Needed Change to the Temporary Foreign Workers Program

Much has been said about what is wrong with the Temporary Foreign Workers Program (TFWP), particularly in relation to certain categories of workers, whether fundamentally about the notion of “migrant worker” or about details of the program. One of the serious problems with the program has been the way in which workers have been tied to particular employers. A recent change, allowing workers to change employers, has the potential to address one of the negative aspects of the system. . . . [more]

Posted in: Justice Issues, Substantive Law

Pernicious and Unfair Assumptions Around Colonial Genocide

In 1991, the Supreme Court of Canada in R. v. McCraw reviewed the threat of a criminally accused to inflict bodily harm, and discussed how rape is an act of violence, and not just a sexual act,

It is difficult if not impossible to distinguish the sexual component of the act of rape from the context of violence in which it occurs. Rape throughout the ages has been synonymous with an act of forcibly imposing the will of the more powerful assailant upon the weaker victim. Necessarily implied in the act of rape is the imposition of the assailant’s will

. . . [more]
Posted in: Justice Issues, Substantive Law: Judicial Decisions

Using Law to Restrict Freedom of Religion and Conscience: The Vaccination Issue

Generally speaking, those of us above “a certain age” grew up suffering from dangerous childhood diseases, such as chicken pox, measles and mumps, among others. Most of us survived, but not every child did and even among the survivors, children lost their hearing or there were other negative consequences (increased risk of miscarriage for women contracting measles during pregnancy, for example). Measles can result in swelling of the brain, ear infections, pneumonia, among other serious conditions.

What a blessing the vaccines to end these diseases were. The measles vaccine was introduced in 1963, the mumps vaccine was approved . . . [more]

Posted in: Justice Issues, Substantive Law, Substantive Law: Legislation

Carding Finally Discussed at Supreme Court

Toronto has the most diverse population in Canada, and possibly the word. The myriad of different cultures and ethnicities not only co-exist, but largely mingle and interact on a deep level that is likely not seen anywhere else.

At the same time, the diverse populations of Toronto have a complicated relationship with police services, who they often perceive as treating inappropriately, based on stereotypes, prejudices, or even racial profiling. There are many reasons for this, but they include the challenge of many officers living or growing up outside these diverse communities, police divisions under financial and resource strains, and occasionally, . . . [more]

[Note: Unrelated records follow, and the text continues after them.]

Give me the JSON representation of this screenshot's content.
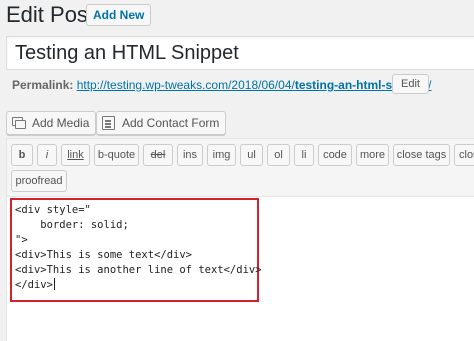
{
  "header": {
    "title": "Edit Post",
    "add_new_label": "Add New"
  },
  "post": {
    "title": "Testing an HTML Snippet"
  },
  "permalink": {
    "label": "Permalink:",
    "url_base": "http://testing.wp-tweaks.com/2018/06/04/",
    "slug": "testing-an-html-snippet",
    "url_tail": "/",
    "edit_label": "Edit"
  },
  "media_buttons": {
    "add_media_label": "Add Media",
    "add_contact_form_label": "Add Contact Form"
  },
  "quicktags": {
    "row1": [
      "b",
      "i",
      "link",
      "b-quote",
      "del",
      "ins",
      "img",
      "ul",
      "ol",
      "li",
      "code",
      "more",
      "close tags",
      "close"
    ],
    "row2": [
      "proofread"
    ]
  },
  "content": {
    "lines": [
      "<div style=\"",
      "    border: solid;",
      "\">",
      "<div>This is some text</div>",
      "<div>This is another line of text</div>",
      "</div>"
    ]
  },
  "colors": {
    "highlight_border": "#d6202a",
    "link": "#0073aa"
  }
}
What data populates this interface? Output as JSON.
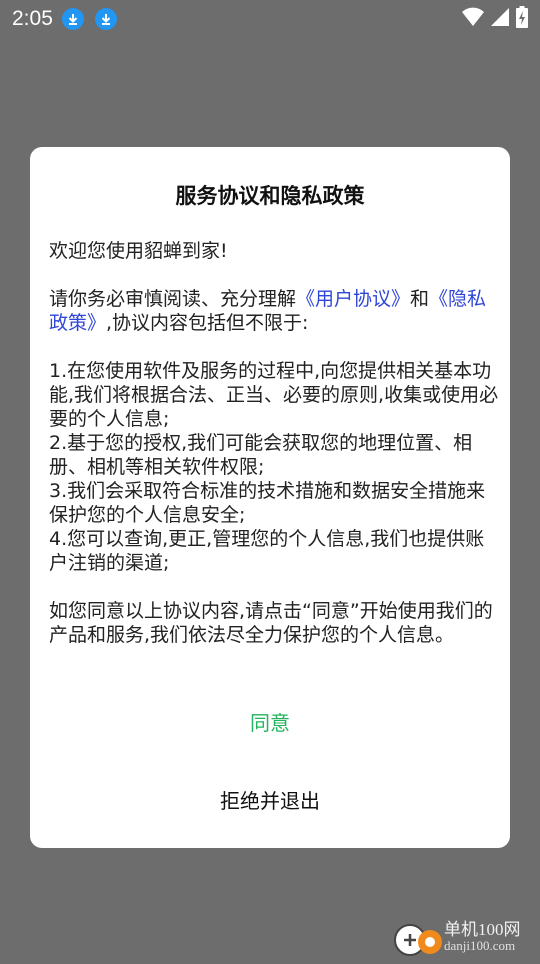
{
  "status_bar": {
    "time": "2:05",
    "icons": [
      "download-icon",
      "download-icon",
      "wifi-icon",
      "signal-icon",
      "battery-charging-icon"
    ]
  },
  "dialog": {
    "title": "服务协议和隐私政策",
    "welcome": "欢迎您使用貂蝉到家!",
    "intro_prefix": "请你务必审慎阅读、充分理解",
    "user_agreement_link": "《用户协议》",
    "intro_and": "和",
    "privacy_policy_link": "《隐私政策》",
    "intro_suffix": ",协议内容包括但不限于:",
    "items": [
      "1.在您使用软件及服务的过程中,向您提供相关基本功能,我们将根据合法、正当、必要的原则,收集或使用必要的个人信息;",
      "2.基于您的授权,我们可能会获取您的地理位置、相册、相机等相关软件权限;",
      "3.我们会采取符合标准的技术措施和数据安全措施来保护您的个人信息安全;",
      "4.您可以查询,更正,管理您的个人信息,我们也提供账户注销的渠道;"
    ],
    "closing": "如您同意以上协议内容,请点击“同意”开始使用我们的产品和服务,我们依法尽全力保护您的个人信息。",
    "agree_label": "同意",
    "reject_label": "拒绝并退出"
  },
  "colors": {
    "link": "#2f46d6",
    "agree": "#22b35e",
    "overlay": "#6d6d6d"
  },
  "watermark": {
    "main": "单机100网",
    "sub": "danji100.com"
  }
}
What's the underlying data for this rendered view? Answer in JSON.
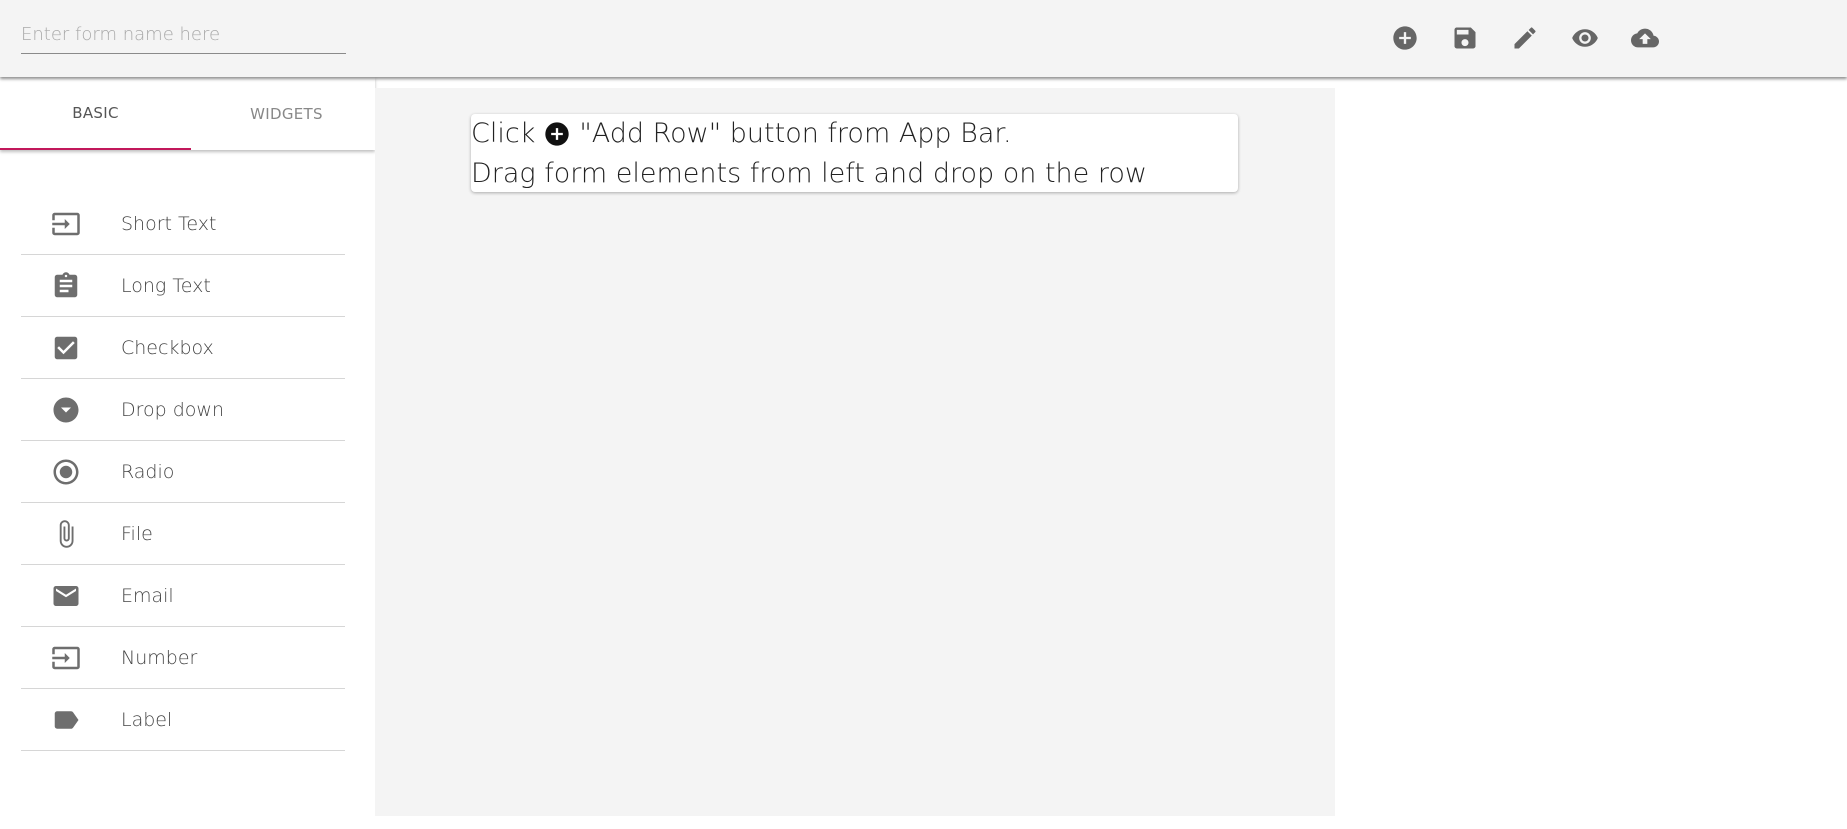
{
  "form": {
    "name_placeholder": "Enter form name here",
    "name_value": ""
  },
  "toolbar": {
    "buttons": [
      {
        "name": "add-row",
        "icon": "add-circle-icon"
      },
      {
        "name": "save",
        "icon": "save-icon"
      },
      {
        "name": "edit",
        "icon": "pencil-icon"
      },
      {
        "name": "preview",
        "icon": "eye-icon"
      },
      {
        "name": "upload",
        "icon": "cloud-upload-icon"
      }
    ]
  },
  "tabs": [
    {
      "label": "BASIC",
      "active": true
    },
    {
      "label": "WIDGETS",
      "active": false
    }
  ],
  "elements": [
    {
      "label": "Short Text",
      "icon": "input-icon"
    },
    {
      "label": "Long Text",
      "icon": "clipboard-icon"
    },
    {
      "label": "Checkbox",
      "icon": "checkbox-icon"
    },
    {
      "label": "Drop down",
      "icon": "dropdown-circle-icon"
    },
    {
      "label": "Radio",
      "icon": "radio-icon"
    },
    {
      "label": "File",
      "icon": "paperclip-icon"
    },
    {
      "label": "Email",
      "icon": "mail-icon"
    },
    {
      "label": "Number",
      "icon": "input-icon"
    },
    {
      "label": "Label",
      "icon": "label-tag-icon"
    }
  ],
  "hint": {
    "line1_prefix": "Click",
    "line1_suffix": "\"Add Row\" button from App Bar.",
    "line2": "Drag form elements from left and drop on the row"
  },
  "colors": {
    "accent": "#c2185b",
    "icon": "#6e6e6e",
    "appbar": "#f4f4f4",
    "canvas": "#f4f4f4"
  }
}
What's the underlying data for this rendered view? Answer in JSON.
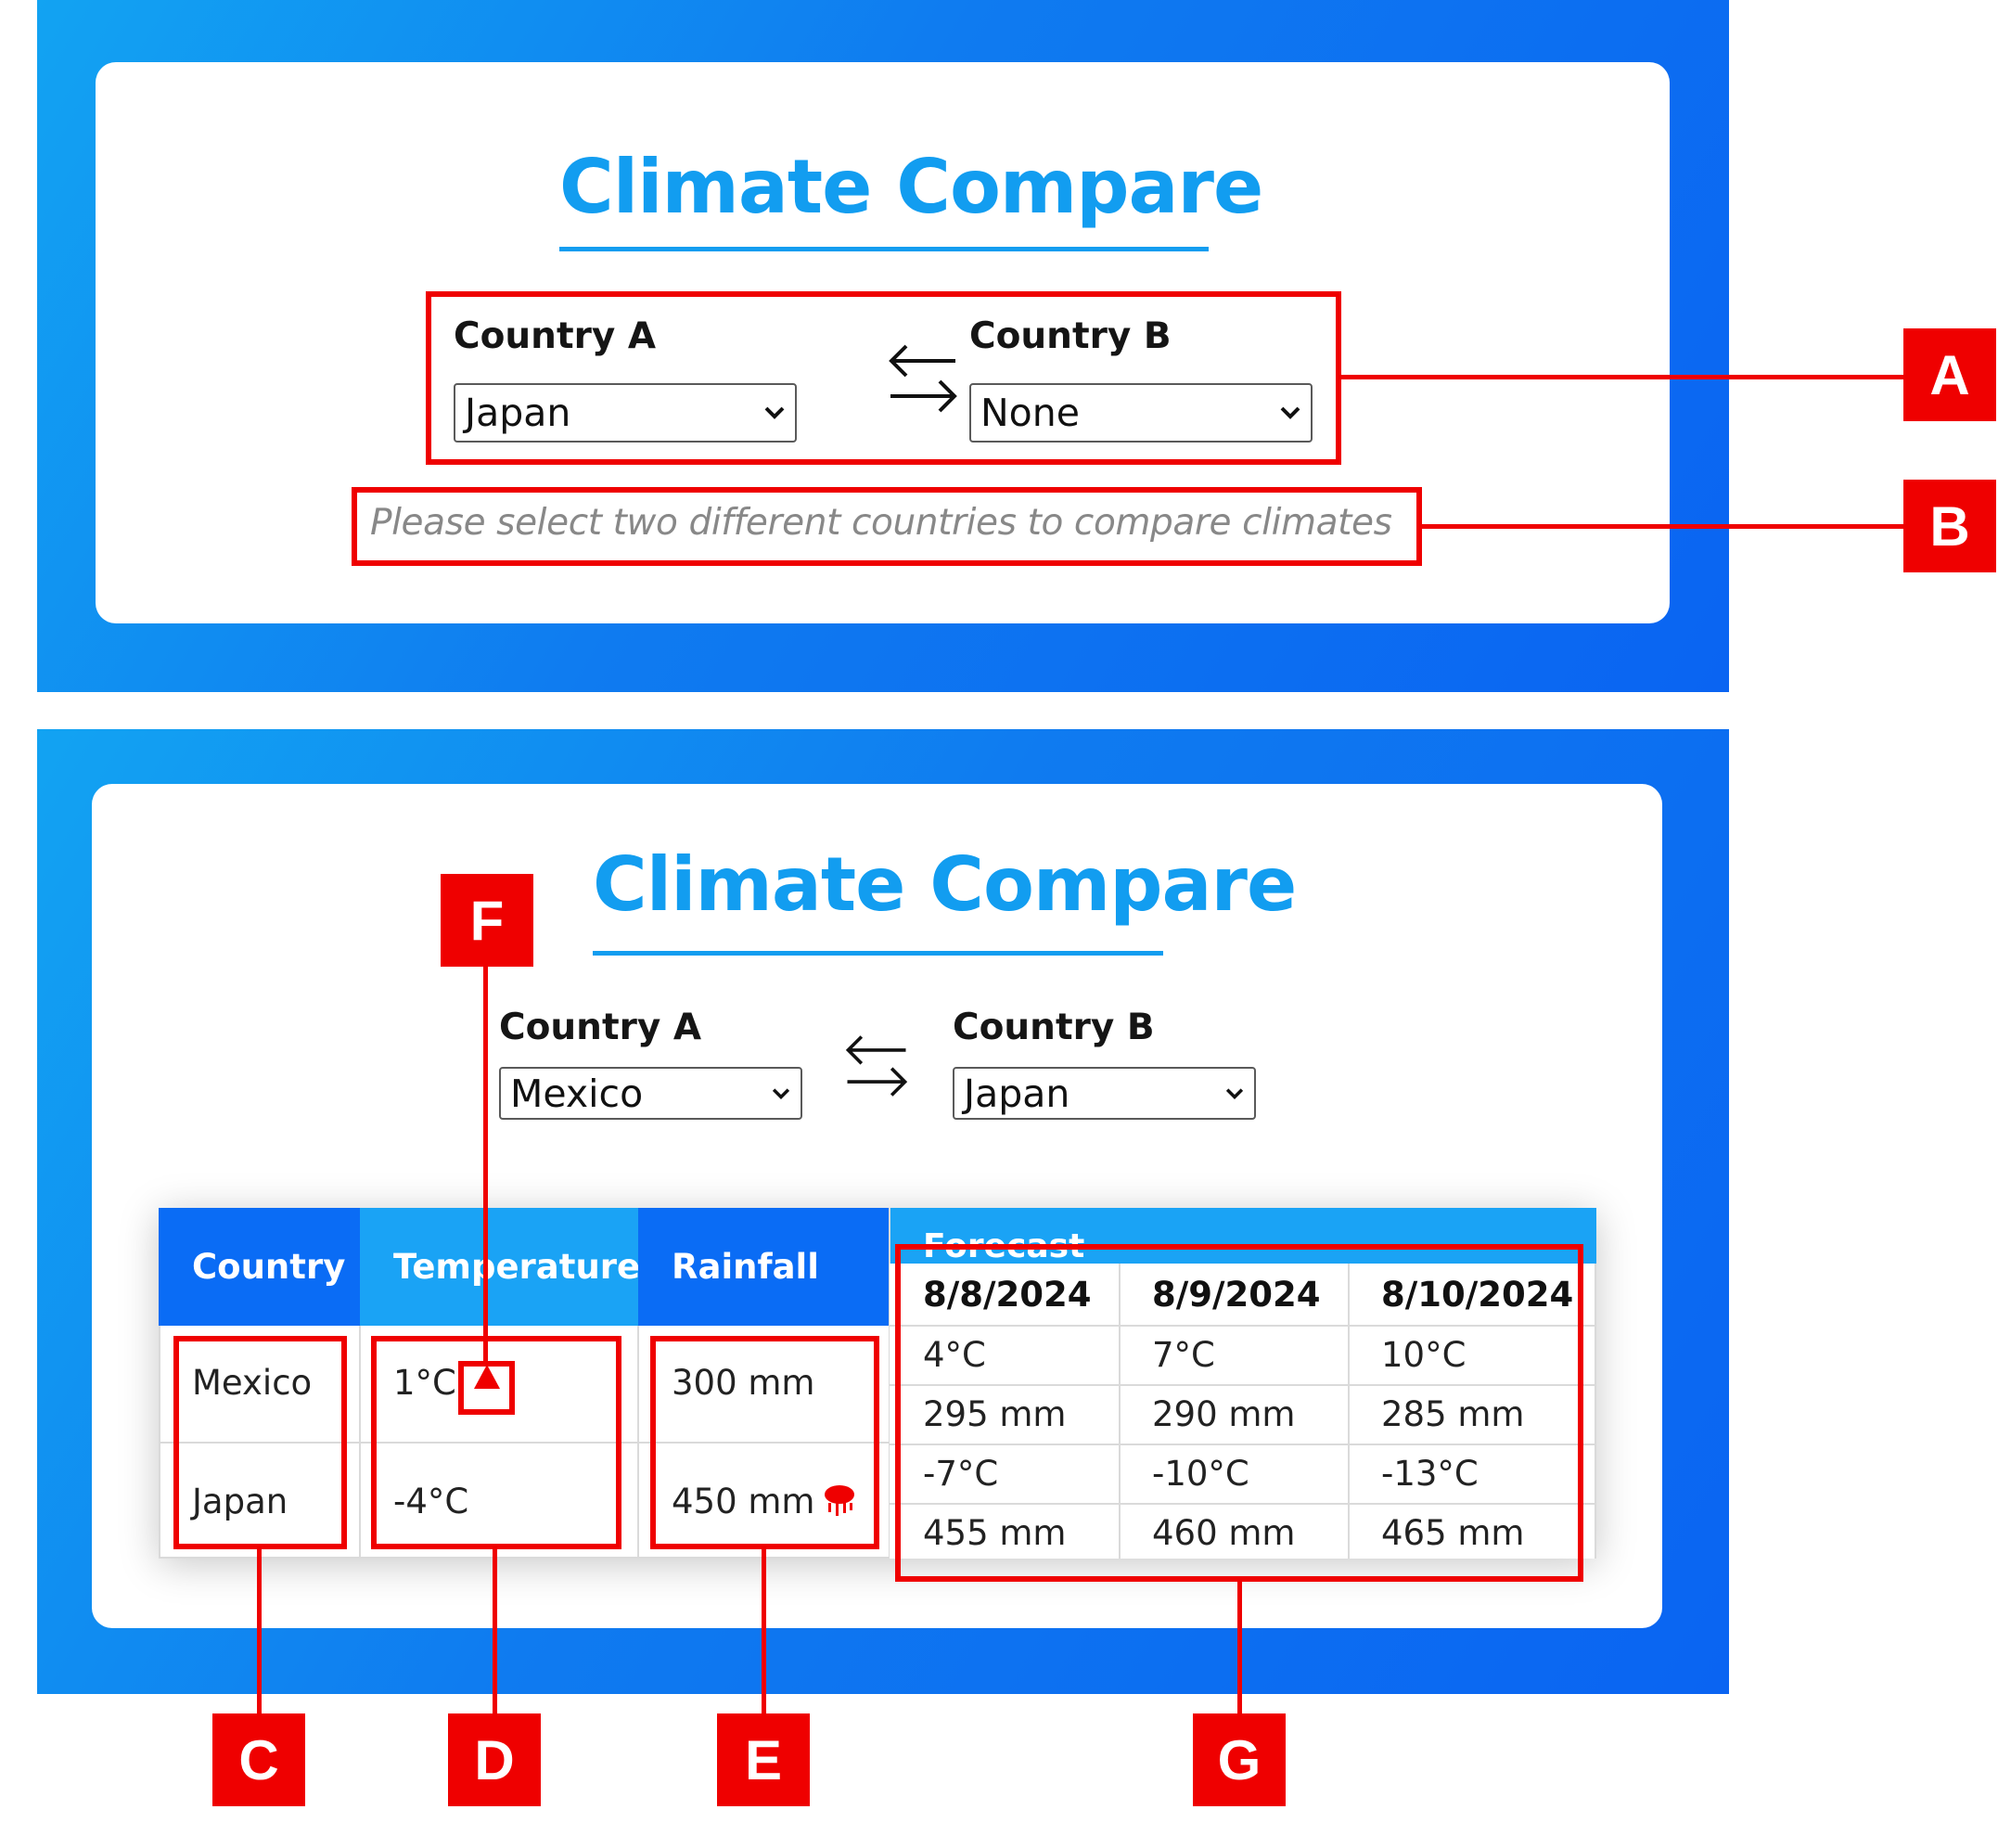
{
  "app": {
    "title": "Climate Compare"
  },
  "screen_before": {
    "country_a": {
      "label": "Country A",
      "value": "Japan"
    },
    "country_b": {
      "label": "Country B",
      "value": "None"
    },
    "message": "Please select two different countries to compare climates"
  },
  "screen_after": {
    "country_a": {
      "label": "Country A",
      "value": "Mexico"
    },
    "country_b": {
      "label": "Country B",
      "value": "Japan"
    },
    "table": {
      "headers": {
        "country": "Country",
        "temperature": "Temperature",
        "rainfall": "Rainfall",
        "forecast": "Forecast"
      },
      "rows": [
        {
          "country": "Mexico",
          "temperature": "1°C",
          "rainfall": "300 mm",
          "temp_icon": "warning-triangle-icon"
        },
        {
          "country": "Japan",
          "temperature": "-4°C",
          "rainfall": "450 mm",
          "rain_icon": "rain-cloud-icon"
        }
      ],
      "forecast": {
        "dates": [
          "8/8/2024",
          "8/9/2024",
          "8/10/2024"
        ],
        "rows": [
          [
            "4°C",
            "7°C",
            "10°C"
          ],
          [
            "295 mm",
            "290 mm",
            "285 mm"
          ],
          [
            "-7°C",
            "-10°C",
            "-13°C"
          ],
          [
            "455 mm",
            "460 mm",
            "465 mm"
          ]
        ]
      }
    }
  },
  "annotations": [
    "A",
    "B",
    "C",
    "D",
    "E",
    "F",
    "G"
  ],
  "colors": {
    "accent": "#129df0",
    "header_dark": "#0a6cf5",
    "header_light": "#1aa3f5",
    "annotation": "#ef0000"
  }
}
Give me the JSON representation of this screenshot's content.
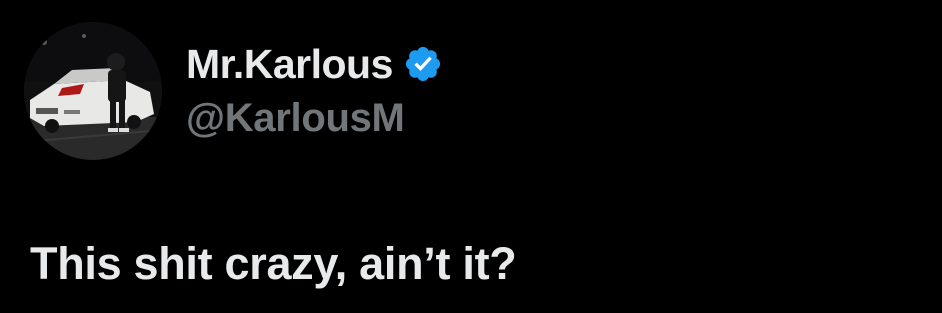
{
  "author": {
    "display_name": "Mr.Karlous",
    "handle": "@KarlousM",
    "verified": true,
    "avatar_icon": "profile-photo-car"
  },
  "tweet": {
    "text": "This shit crazy, ain’t it?"
  },
  "colors": {
    "background": "#000000",
    "primary_text": "#e7e9ea",
    "secondary_text": "#71767b",
    "verified_badge": "#1d9bf0"
  }
}
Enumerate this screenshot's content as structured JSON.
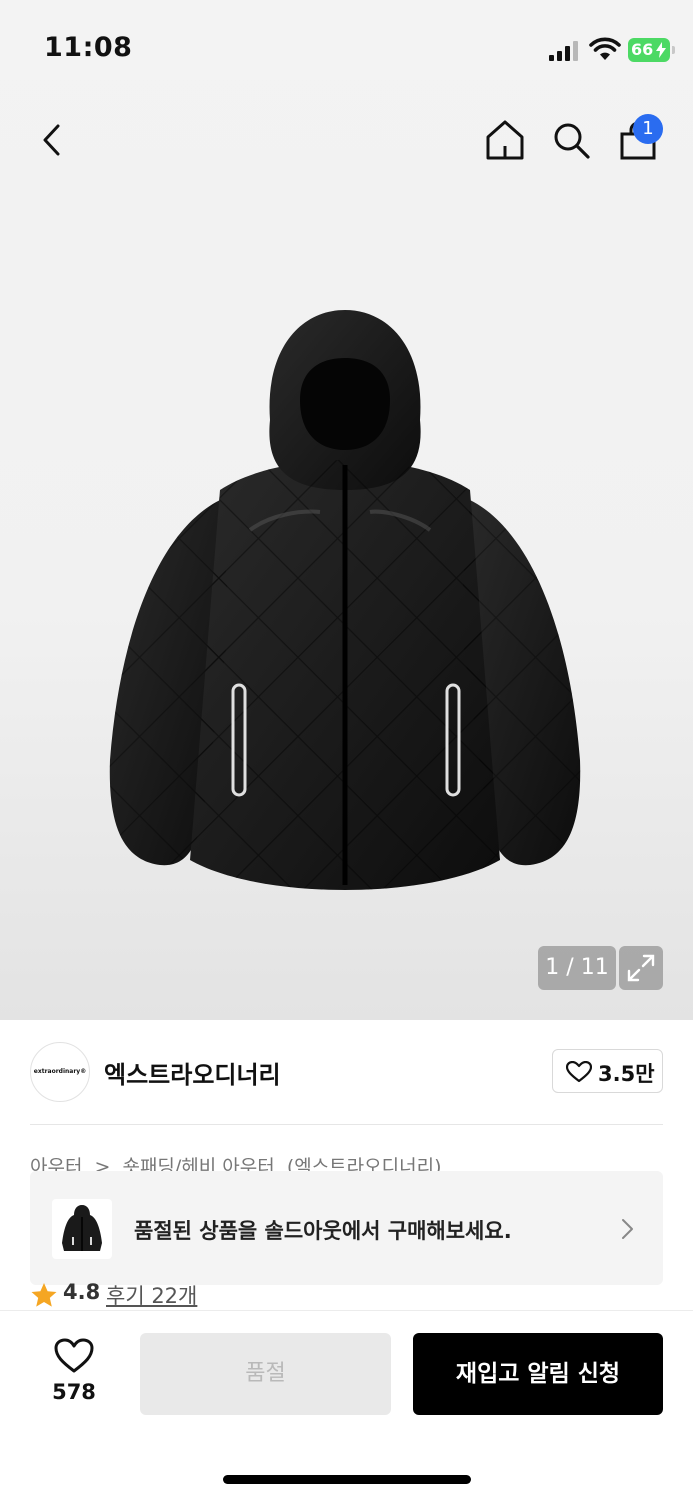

Posted in: Justice Issues, Substantive Law: Judicial Decisions